> On Jun 27, 2007, at 7:16 PM, Gabriel Kerneis wrote:
>> Le Wed, 27 Jun 2007 17:06:51 +0200, Quc Peyrot <>
>> a crit :
>>> It has been said multiple times on this
>>> mailing list, but I think we really miss a book about these design
>>> patterns and optimization tricks often specific to a given (or a set
>>> of) feature (functional, lazy computations, garbage collector...).
>> _Purely functional data structures_ by Chris Osaki might interest you.
>> It's a very good book, covering lazy evaluation and persistent
>> amortized data structures (among other things). Moreover, it does
>> insist on optimizations (often left as exercises to the reader, with
>> enough hints to be easy to figure out).
> I have this book in my TOREAD list (for a long time now, my bad)
> I must admit I don't use very often pure functional datastructures in  
> OCaml.
> My main concern with functional programing has always been the  
> runtime hit
> you get due to the extra memory allocations (which can be significant).

In Ocaml, allocations are relatively cheap- a cost similiar to that of 
allocating on the stack.  Which is why when you tell long-time Ocaml 
programmers that you want to avoid an allocation cost by allocating on 
the stack, they tend to go "um, why?"

Mutable data structures have their cost as well.  When you assign a 
pointer into an object old enough to be in the major heap, Ocaml kicks 
off a minor collection.  For small N, this can often make O(log N) 
purely functional structures faster than their O(1) imperative counterparts.

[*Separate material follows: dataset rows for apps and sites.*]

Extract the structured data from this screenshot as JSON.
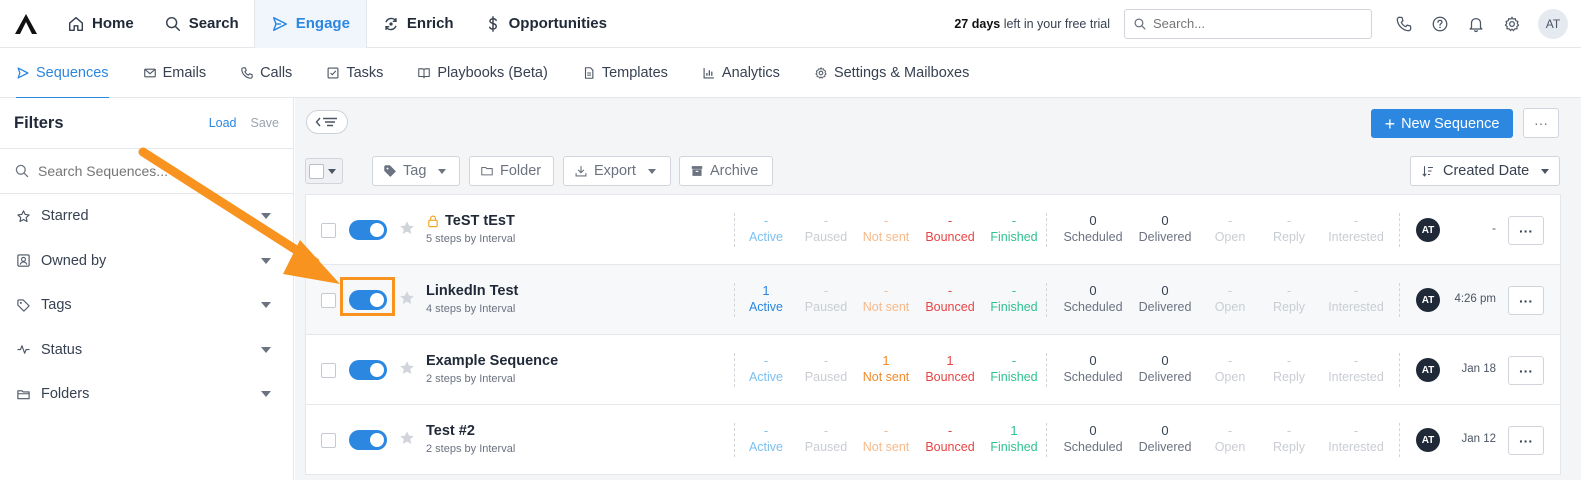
{
  "topbar": {
    "nav": [
      {
        "label": "Home",
        "icon": "home-icon"
      },
      {
        "label": "Search",
        "icon": "search-icon"
      },
      {
        "label": "Engage",
        "icon": "send-icon",
        "active": true
      },
      {
        "label": "Enrich",
        "icon": "refresh-icon"
      },
      {
        "label": "Opportunities",
        "icon": "dollar-icon"
      }
    ],
    "trial_days": "27 days",
    "trial_text": " left in your free trial",
    "search_placeholder": "Search...",
    "avatar": "AT"
  },
  "subnav": [
    {
      "label": "Sequences",
      "active": true
    },
    {
      "label": "Emails"
    },
    {
      "label": "Calls"
    },
    {
      "label": "Tasks"
    },
    {
      "label": "Playbooks (Beta)"
    },
    {
      "label": "Templates"
    },
    {
      "label": "Analytics"
    },
    {
      "label": "Settings & Mailboxes"
    }
  ],
  "sidebar": {
    "title": "Filters",
    "load": "Load",
    "save": "Save",
    "search_placeholder": "Search Sequences...",
    "filters": [
      "Starred",
      "Owned by",
      "Tags",
      "Status",
      "Folders"
    ]
  },
  "toolbar": {
    "new_sequence": "New Sequence",
    "more": "···",
    "tag": "Tag",
    "folder": "Folder",
    "export": "Export",
    "archive": "Archive",
    "sort": "Created Date"
  },
  "stat_labels": {
    "active": "Active",
    "paused": "Paused",
    "not_sent": "Not sent",
    "bounced": "Bounced",
    "finished": "Finished",
    "scheduled": "Scheduled",
    "delivered": "Delivered",
    "open": "Open",
    "reply": "Reply",
    "interested": "Interested"
  },
  "sequences": [
    {
      "name": "TeST tEsT",
      "locked": true,
      "sub": "5 steps by Interval",
      "active": "-",
      "paused": "-",
      "not_sent": "-",
      "bounced": "-",
      "finished": "-",
      "scheduled": "0",
      "delivered": "0",
      "open": "-",
      "reply": "-",
      "interested": "-",
      "owner": "AT",
      "date": "-",
      "more": "···"
    },
    {
      "name": "LinkedIn Test",
      "locked": false,
      "sub": "4 steps by Interval",
      "active": "1",
      "paused": "-",
      "not_sent": "-",
      "bounced": "-",
      "finished": "-",
      "scheduled": "0",
      "delivered": "0",
      "open": "-",
      "reply": "-",
      "interested": "-",
      "owner": "AT",
      "date": "4:26 pm",
      "more": "···"
    },
    {
      "name": "Example Sequence",
      "locked": false,
      "sub": "2 steps by Interval",
      "active": "-",
      "paused": "-",
      "not_sent": "1",
      "bounced": "1",
      "finished": "-",
      "scheduled": "0",
      "delivered": "0",
      "open": "-",
      "reply": "-",
      "interested": "-",
      "owner": "AT",
      "date": "Jan 18",
      "more": "···"
    },
    {
      "name": "Test #2",
      "locked": false,
      "sub": "2 steps by Interval",
      "active": "-",
      "paused": "-",
      "not_sent": "-",
      "bounced": "-",
      "finished": "1",
      "scheduled": "0",
      "delivered": "0",
      "open": "-",
      "reply": "-",
      "interested": "-",
      "owner": "AT",
      "date": "Jan 12",
      "more": "···"
    }
  ],
  "colors": {
    "accent": "#2b87e0",
    "annotation": "#f7931e"
  }
}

No to mention the correctness advantages, plus other advantages.